* _WHAT THE TASK REQUIRES_:
How many lines in the records below contain the string "nRegionale"? Answer with the number alone.

DATASET RECORDS Start Marker

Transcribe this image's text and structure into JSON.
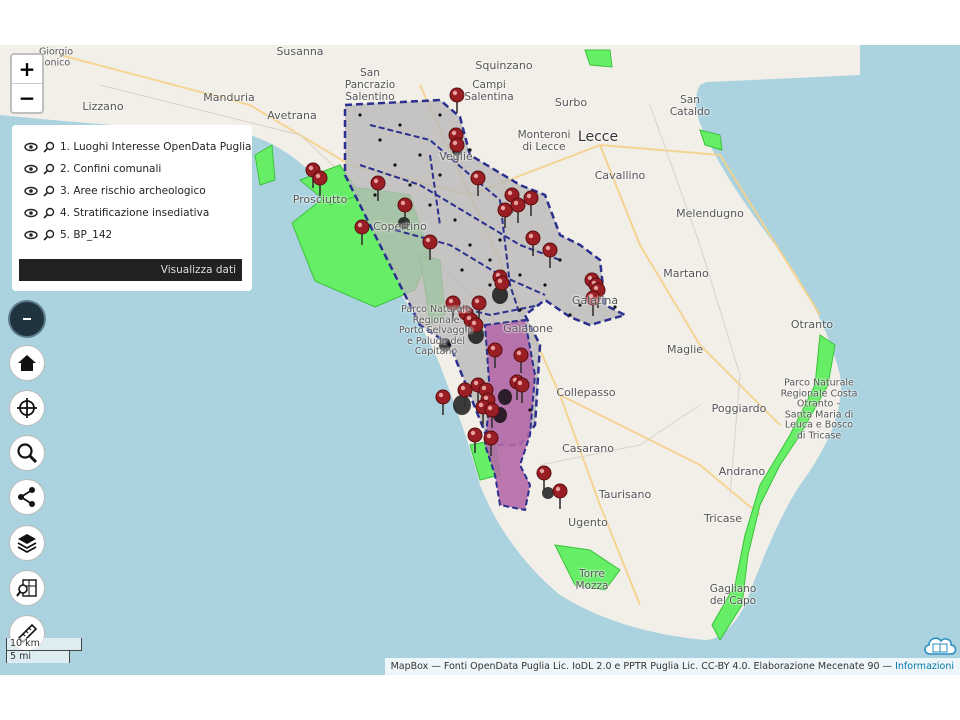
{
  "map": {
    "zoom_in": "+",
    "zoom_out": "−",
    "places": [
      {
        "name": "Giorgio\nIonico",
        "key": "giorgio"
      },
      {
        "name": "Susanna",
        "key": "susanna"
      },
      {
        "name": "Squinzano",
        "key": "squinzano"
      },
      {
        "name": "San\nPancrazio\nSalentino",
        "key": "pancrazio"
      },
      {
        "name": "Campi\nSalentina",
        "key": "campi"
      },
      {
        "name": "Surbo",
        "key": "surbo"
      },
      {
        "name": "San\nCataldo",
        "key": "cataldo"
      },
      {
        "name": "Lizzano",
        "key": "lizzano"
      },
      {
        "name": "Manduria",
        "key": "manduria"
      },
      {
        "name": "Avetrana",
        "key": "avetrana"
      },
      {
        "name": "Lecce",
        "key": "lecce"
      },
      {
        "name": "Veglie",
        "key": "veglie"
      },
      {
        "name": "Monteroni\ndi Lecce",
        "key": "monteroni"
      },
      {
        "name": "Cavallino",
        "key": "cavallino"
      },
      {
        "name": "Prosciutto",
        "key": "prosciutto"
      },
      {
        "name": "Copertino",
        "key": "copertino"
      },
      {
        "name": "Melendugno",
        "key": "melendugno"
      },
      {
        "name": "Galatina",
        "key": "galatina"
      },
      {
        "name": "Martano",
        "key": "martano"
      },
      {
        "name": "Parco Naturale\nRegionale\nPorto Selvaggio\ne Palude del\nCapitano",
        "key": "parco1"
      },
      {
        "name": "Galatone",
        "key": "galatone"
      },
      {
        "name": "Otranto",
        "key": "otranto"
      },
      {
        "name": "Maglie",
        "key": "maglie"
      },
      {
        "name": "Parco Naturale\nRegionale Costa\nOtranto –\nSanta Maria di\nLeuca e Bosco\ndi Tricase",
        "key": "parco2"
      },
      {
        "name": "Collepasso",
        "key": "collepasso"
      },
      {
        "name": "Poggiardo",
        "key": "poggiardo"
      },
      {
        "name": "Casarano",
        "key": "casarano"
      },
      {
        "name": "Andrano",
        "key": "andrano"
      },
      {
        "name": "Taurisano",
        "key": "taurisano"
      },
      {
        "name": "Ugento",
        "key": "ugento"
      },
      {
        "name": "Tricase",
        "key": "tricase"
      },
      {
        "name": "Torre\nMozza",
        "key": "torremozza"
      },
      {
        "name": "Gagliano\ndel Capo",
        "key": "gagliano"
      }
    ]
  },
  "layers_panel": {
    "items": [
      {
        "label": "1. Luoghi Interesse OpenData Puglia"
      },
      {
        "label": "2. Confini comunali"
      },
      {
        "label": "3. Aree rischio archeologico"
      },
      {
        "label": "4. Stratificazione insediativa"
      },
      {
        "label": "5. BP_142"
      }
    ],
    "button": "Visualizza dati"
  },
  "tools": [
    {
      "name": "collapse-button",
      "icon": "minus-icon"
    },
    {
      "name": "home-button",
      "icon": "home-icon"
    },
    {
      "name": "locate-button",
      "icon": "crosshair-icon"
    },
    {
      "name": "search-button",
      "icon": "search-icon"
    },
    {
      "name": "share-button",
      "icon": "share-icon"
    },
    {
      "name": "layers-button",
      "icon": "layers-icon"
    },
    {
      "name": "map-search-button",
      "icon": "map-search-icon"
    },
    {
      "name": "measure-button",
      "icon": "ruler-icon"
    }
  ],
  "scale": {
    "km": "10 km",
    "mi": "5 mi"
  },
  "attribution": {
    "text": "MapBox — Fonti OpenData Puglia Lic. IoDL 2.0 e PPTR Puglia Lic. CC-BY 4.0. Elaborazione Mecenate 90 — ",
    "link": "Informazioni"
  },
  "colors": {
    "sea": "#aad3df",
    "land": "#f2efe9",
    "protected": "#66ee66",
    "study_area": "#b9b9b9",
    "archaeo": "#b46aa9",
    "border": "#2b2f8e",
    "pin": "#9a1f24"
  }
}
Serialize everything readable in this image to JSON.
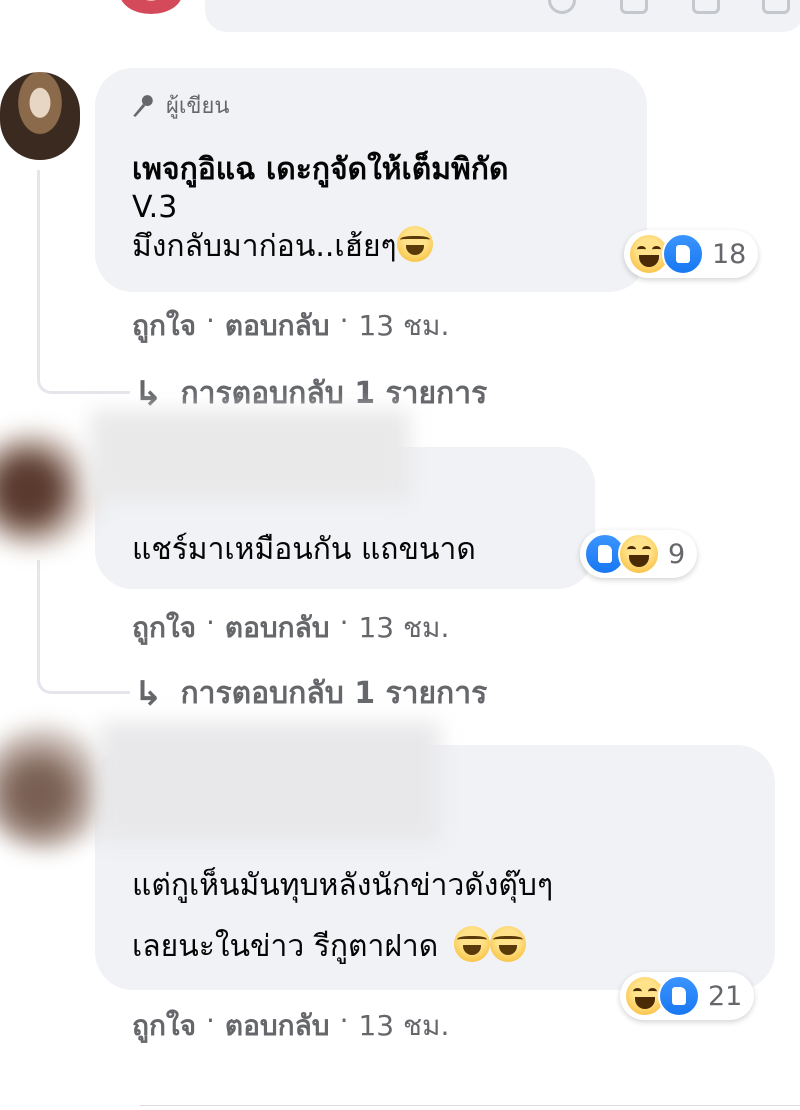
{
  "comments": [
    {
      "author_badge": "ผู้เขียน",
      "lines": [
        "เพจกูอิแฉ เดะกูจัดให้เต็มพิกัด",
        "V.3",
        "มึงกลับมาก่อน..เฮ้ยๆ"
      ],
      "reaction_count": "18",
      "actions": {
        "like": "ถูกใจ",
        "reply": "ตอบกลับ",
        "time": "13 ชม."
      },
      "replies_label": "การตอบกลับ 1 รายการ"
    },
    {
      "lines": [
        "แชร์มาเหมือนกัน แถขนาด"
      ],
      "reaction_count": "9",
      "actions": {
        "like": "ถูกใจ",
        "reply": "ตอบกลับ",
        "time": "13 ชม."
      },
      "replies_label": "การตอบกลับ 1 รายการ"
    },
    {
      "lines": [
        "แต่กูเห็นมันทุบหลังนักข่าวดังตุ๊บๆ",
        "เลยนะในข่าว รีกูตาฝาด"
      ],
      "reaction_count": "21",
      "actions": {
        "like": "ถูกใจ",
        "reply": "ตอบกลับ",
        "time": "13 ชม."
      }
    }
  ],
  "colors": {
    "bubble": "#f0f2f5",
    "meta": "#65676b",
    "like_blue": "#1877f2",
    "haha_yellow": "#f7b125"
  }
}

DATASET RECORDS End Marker

* _WRITTEN RESPONSE_:
2